Marion Police Chief warns staff against talking about harassment

MARION, Iowa (KCRG) - Marion's outgoing police chief reminded his staff not to retaliate against anyone who files a harassment complaint and that includes talking to anyone outside the City.

The Marion Police Department on Wednesday. Police leaders have met and worked on future police strategies the last two days.

That reminder comes as the city is in the middle of what it calls a personnel investigation. The city hired an outside attorney Fran Haas, who specializes in Title iX investigations involving discrimination and harassment.

The city, however, has repeatedly told TV9 it will never publicly release what is being investigated or findings of that investigation, citing it as a private personnel matter.
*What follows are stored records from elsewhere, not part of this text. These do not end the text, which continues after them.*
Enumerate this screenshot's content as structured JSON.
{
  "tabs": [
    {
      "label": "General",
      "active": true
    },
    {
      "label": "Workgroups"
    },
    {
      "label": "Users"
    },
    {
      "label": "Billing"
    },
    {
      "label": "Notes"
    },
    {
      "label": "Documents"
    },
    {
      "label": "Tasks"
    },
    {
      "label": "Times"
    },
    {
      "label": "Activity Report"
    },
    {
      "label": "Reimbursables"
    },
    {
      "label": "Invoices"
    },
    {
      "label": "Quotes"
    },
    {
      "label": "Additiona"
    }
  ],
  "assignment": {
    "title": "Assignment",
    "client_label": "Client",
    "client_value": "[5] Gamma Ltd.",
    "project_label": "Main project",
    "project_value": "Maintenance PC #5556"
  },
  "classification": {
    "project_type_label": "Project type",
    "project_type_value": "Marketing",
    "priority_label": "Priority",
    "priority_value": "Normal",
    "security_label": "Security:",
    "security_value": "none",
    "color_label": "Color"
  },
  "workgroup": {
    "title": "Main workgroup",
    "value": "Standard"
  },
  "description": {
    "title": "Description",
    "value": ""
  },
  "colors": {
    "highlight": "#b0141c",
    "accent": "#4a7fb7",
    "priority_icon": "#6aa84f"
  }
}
"I would hope that they (the public) would realize that anytime you're dealing with a personnel decision in any department that we have a responsibility to make sure that we do it right," City Manager Lon Pluckhahn told TV9 this week when asked why the city will not share any of the investigation's details or findings.
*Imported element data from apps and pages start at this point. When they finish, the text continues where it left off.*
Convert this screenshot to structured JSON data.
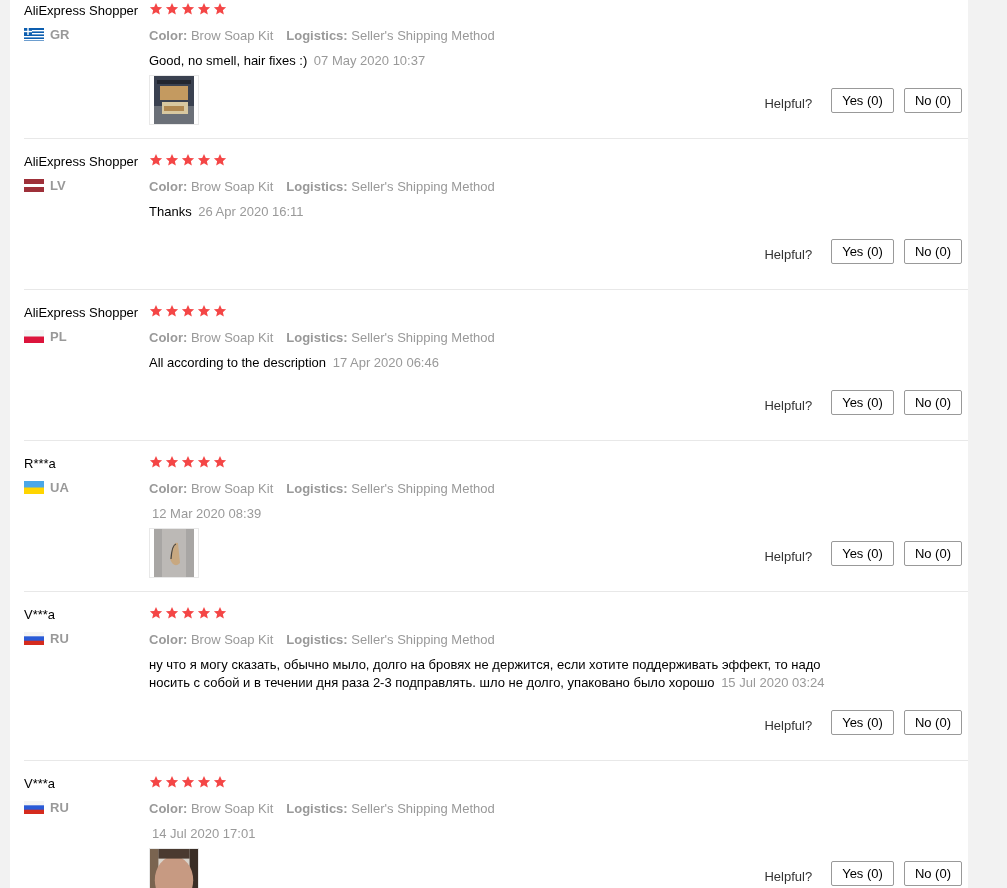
{
  "reviews": [
    {
      "name": "AliExpress Shopper",
      "country": "GR",
      "flag": {
        "kind": "gr"
      },
      "stars": 5,
      "color_label": "Color:",
      "color_value": "Brow Soap Kit",
      "logistics_label": "Logistics:",
      "logistics": "Seller's Shipping Method",
      "comment": "Good, no smell, hair fixes :)",
      "date": "07 May 2020 10:37",
      "photos": [
        {
          "kind": "picture"
        }
      ],
      "helpful": "Helpful?",
      "yes": "Yes (0)",
      "no": "No (0)"
    },
    {
      "name": "AliExpress Shopper",
      "country": "LV",
      "flag": {
        "kind": "lv"
      },
      "stars": 5,
      "color_label": "Color:",
      "color_value": "Brow Soap Kit",
      "logistics_label": "Logistics:",
      "logistics": "Seller's Shipping Method",
      "comment": "Thanks",
      "date": "26 Apr 2020 16:11",
      "helpful": "Helpful?",
      "yes": "Yes (0)",
      "no": "No (0)"
    },
    {
      "name": "AliExpress Shopper",
      "country": "PL",
      "flag": {
        "kind": "pl"
      },
      "stars": 5,
      "color_label": "Color:",
      "color_value": "Brow Soap Kit",
      "logistics_label": "Logistics:",
      "logistics": "Seller's Shipping Method",
      "comment": "All according to the description",
      "date": "17 Apr 2020 06:46",
      "helpful": "Helpful?",
      "yes": "Yes (0)",
      "no": "No (0)"
    },
    {
      "name": "R***a",
      "country": "UA",
      "flag": {
        "kind": "ua"
      },
      "stars": 5,
      "color_label": "Color:",
      "color_value": "Brow Soap Kit",
      "logistics_label": "Logistics:",
      "logistics": "Seller's Shipping Method",
      "date": "12 Mar 2020 08:39",
      "photos": [
        {
          "kind": "picture"
        }
      ],
      "helpful": "Helpful?",
      "yes": "Yes (0)",
      "no": "No (0)"
    },
    {
      "name": "V***a",
      "country": "RU",
      "flag": {
        "kind": "ru"
      },
      "stars": 5,
      "color_label": "Color:",
      "color_value": "Brow Soap Kit",
      "logistics_label": "Logistics:",
      "logistics": "Seller's Shipping Method",
      "comment": "ну что я могу сказать, обычно мыло, долго на бровях не держится, если хотите поддерживать эффект, то надо носить с собой и в течении дня раза 2-3 подправлять. шло не долго, упаковано было хорошо",
      "date": "15 Jul 2020 03:24",
      "helpful": "Helpful?",
      "yes": "Yes (0)",
      "no": "No (0)"
    },
    {
      "name": "V***a",
      "country": "RU",
      "flag": {
        "kind": "ru"
      },
      "stars": 5,
      "color_label": "Color:",
      "color_value": "Brow Soap Kit",
      "logistics_label": "Logistics:",
      "logistics": "Seller's Shipping Method",
      "date": "14 Jul 2020 17:01",
      "photos": [
        {
          "kind": "picture"
        }
      ],
      "helpful": "Helpful?",
      "yes": "Yes (0)",
      "no": "No (0)"
    }
  ]
}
The policy reminder warns against retaliation against harassment complaints, including "any type of adverse treatment or action that under the circumstances might well dissuade a reasonable person from engaging in protected activity, like making a discrimination or harassment complaint or participating in a discrimination or harassment investigation."

It goes on to warn against talking to anyone outside of city staff about harassment cases.

"Employees should not share confidential personnel information learned through their employment with anyone outside the City of Marion," the memo states. "Sharing such confidential personnel information would likely dissuade reasonable complainants and witnesses from making complaints, and therefore could be construed as retaliatory."

The investigation is happening as two top administrators are leaving the Marion Police Department. Marion's Police Chief, Joe McHale, is set to leave June 3rd for a consulting job in Florida. Deputy Chief Doug Slagle also resigned, effective in July. The city has told TV9 neither departure is connected to the investigation but refused to release a copy of either of their resignation letters, again citing it as a confidential personnel record.